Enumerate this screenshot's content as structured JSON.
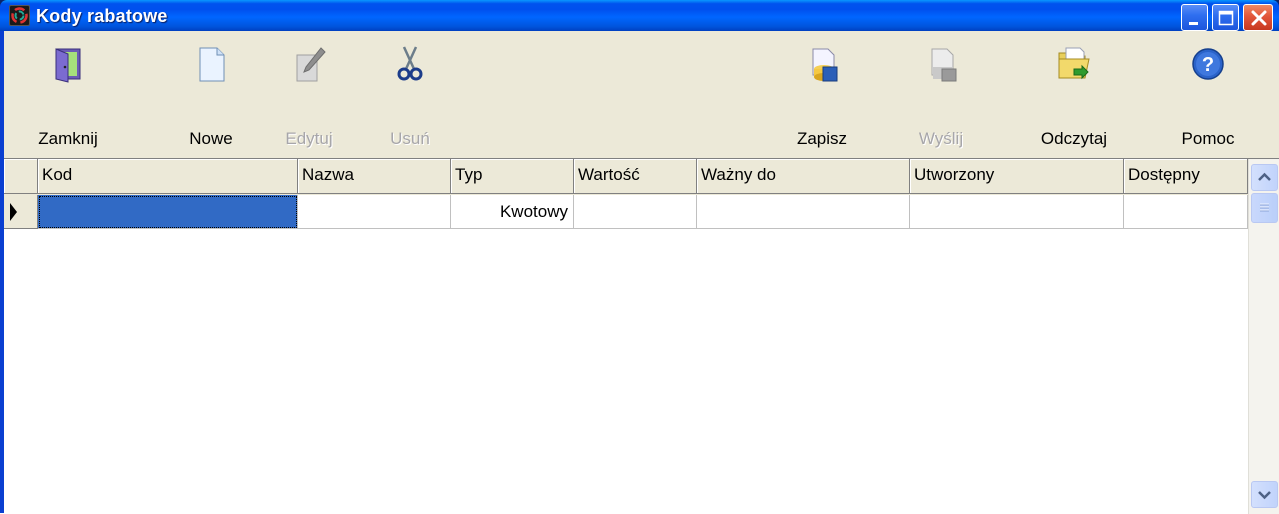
{
  "window": {
    "title": "Kody rabatowe"
  },
  "toolbar": {
    "zamknij": "Zamknij",
    "nowe": "Nowe",
    "edytuj": "Edytuj",
    "usun": "Usuń",
    "zapisz": "Zapisz",
    "wyslij": "Wyślij",
    "odczytaj": "Odczytaj",
    "pomoc": "Pomoc"
  },
  "grid": {
    "columns": [
      "Kod",
      "Nazwa",
      "Typ",
      "Wartość",
      "Ważny do",
      "Utworzony",
      "Dostępny"
    ],
    "rows": [
      [
        "",
        "",
        "Kwotowy",
        "",
        "",
        "",
        ""
      ]
    ]
  },
  "colors": {
    "titlebar": "#0055ea",
    "selection": "#316ac5",
    "toolbar_bg": "#ece9d8"
  }
}
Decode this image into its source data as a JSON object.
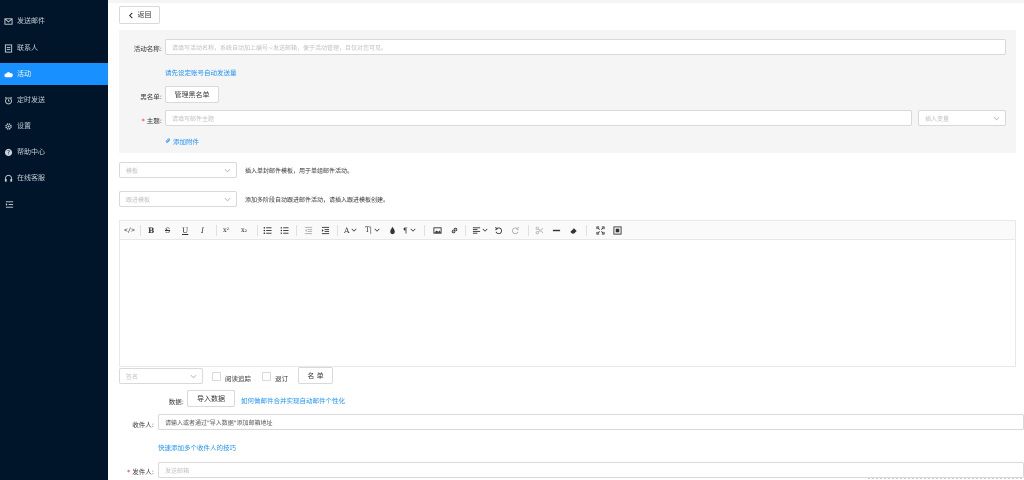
{
  "sidebar": {
    "items": [
      {
        "label": "发送邮件",
        "icon": "mail-icon"
      },
      {
        "label": "联系人",
        "icon": "contacts-icon"
      },
      {
        "label": "活动",
        "icon": "cloud-icon"
      },
      {
        "label": "定时发送",
        "icon": "alarm-clock-icon"
      },
      {
        "label": "设置",
        "icon": "gear-icon"
      },
      {
        "label": "帮助中心",
        "icon": "question-icon"
      },
      {
        "label": "在线客服",
        "icon": "headset-icon"
      }
    ],
    "active_item": "活动",
    "collapse_icon": "menu-fold-icon",
    "colors": {
      "background": "#001529",
      "active": "#1890ff"
    }
  },
  "header": {
    "back_label": "返回"
  },
  "form": {
    "activity_name_label": "活动名称:",
    "activity_name_placeholder": "请填写活动名称，系统自动加上编号~发送邮箱，便于活动管理，且仅对您可见。",
    "set_sender_link": "请先设定账号自动发送量",
    "blacklist_label": "黑名单:",
    "blacklist_button": "管理黑名单",
    "subject_required": "*",
    "subject_label": "主题:",
    "subject_placeholder": "请填写邮件主题",
    "insert_variable_placeholder": "插入变量",
    "add_attachment_link": "添加附件"
  },
  "templates": {
    "template_placeholder": "模板",
    "template_hint": "插入单封邮件模板，用于单组邮件活动。",
    "followup_placeholder": "跟进模板",
    "followup_hint": "添加多阶段自动跟进邮件活动，请插入跟进模板创建。"
  },
  "editor": {
    "toolbar": [
      "code-icon",
      "bold-icon",
      "strikethrough-icon",
      "underline-icon",
      "italic-icon",
      "superscript-icon",
      "subscript-icon",
      "unordered-list-icon",
      "ordered-list-icon",
      "outdent-icon",
      "indent-icon",
      "font-color-icon",
      "font-size-icon",
      "fill-color-icon",
      "paragraph-icon",
      "image-icon",
      "link-icon",
      "align-icon",
      "undo-icon",
      "redo-icon",
      "cut-icon",
      "horizontal-rule-icon",
      "eraser-icon",
      "fullscreen-icon",
      "source-icon"
    ],
    "toolbar_text": {
      "code": "</>",
      "bold": "B",
      "strike": "S",
      "underline": "U",
      "italic": "I",
      "sup": "x²",
      "sub": "x₂",
      "font_color": "A",
      "font_size": "T|",
      "paragraph": "¶"
    }
  },
  "options": {
    "signature_placeholder": "签名",
    "read_tracking_label": "阅读追踪",
    "tracking_label": "退订",
    "list_button": "名 单"
  },
  "data_section": {
    "data_label": "数据:",
    "import_button": "导入数据",
    "merge_link": "如何做邮件合并实现自动邮件个性化",
    "recipient_label": "收件人:",
    "recipient_placeholder": "请输入或者通过\"导入数据\"添加邮箱地址",
    "quick_add_link": "快速添加多个收件人的技巧",
    "sender_required": "*",
    "sender_label": "发件人:",
    "sender_placeholder": "发送邮箱"
  }
}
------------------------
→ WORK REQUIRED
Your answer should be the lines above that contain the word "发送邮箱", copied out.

→ RESULT BELOW
    "activity_name_placeholder": "请填写活动名称，系统自动加上编号~发送邮箱，便于活动管理，且仅对您可见。",
    "sender_placeholder": "发送邮箱"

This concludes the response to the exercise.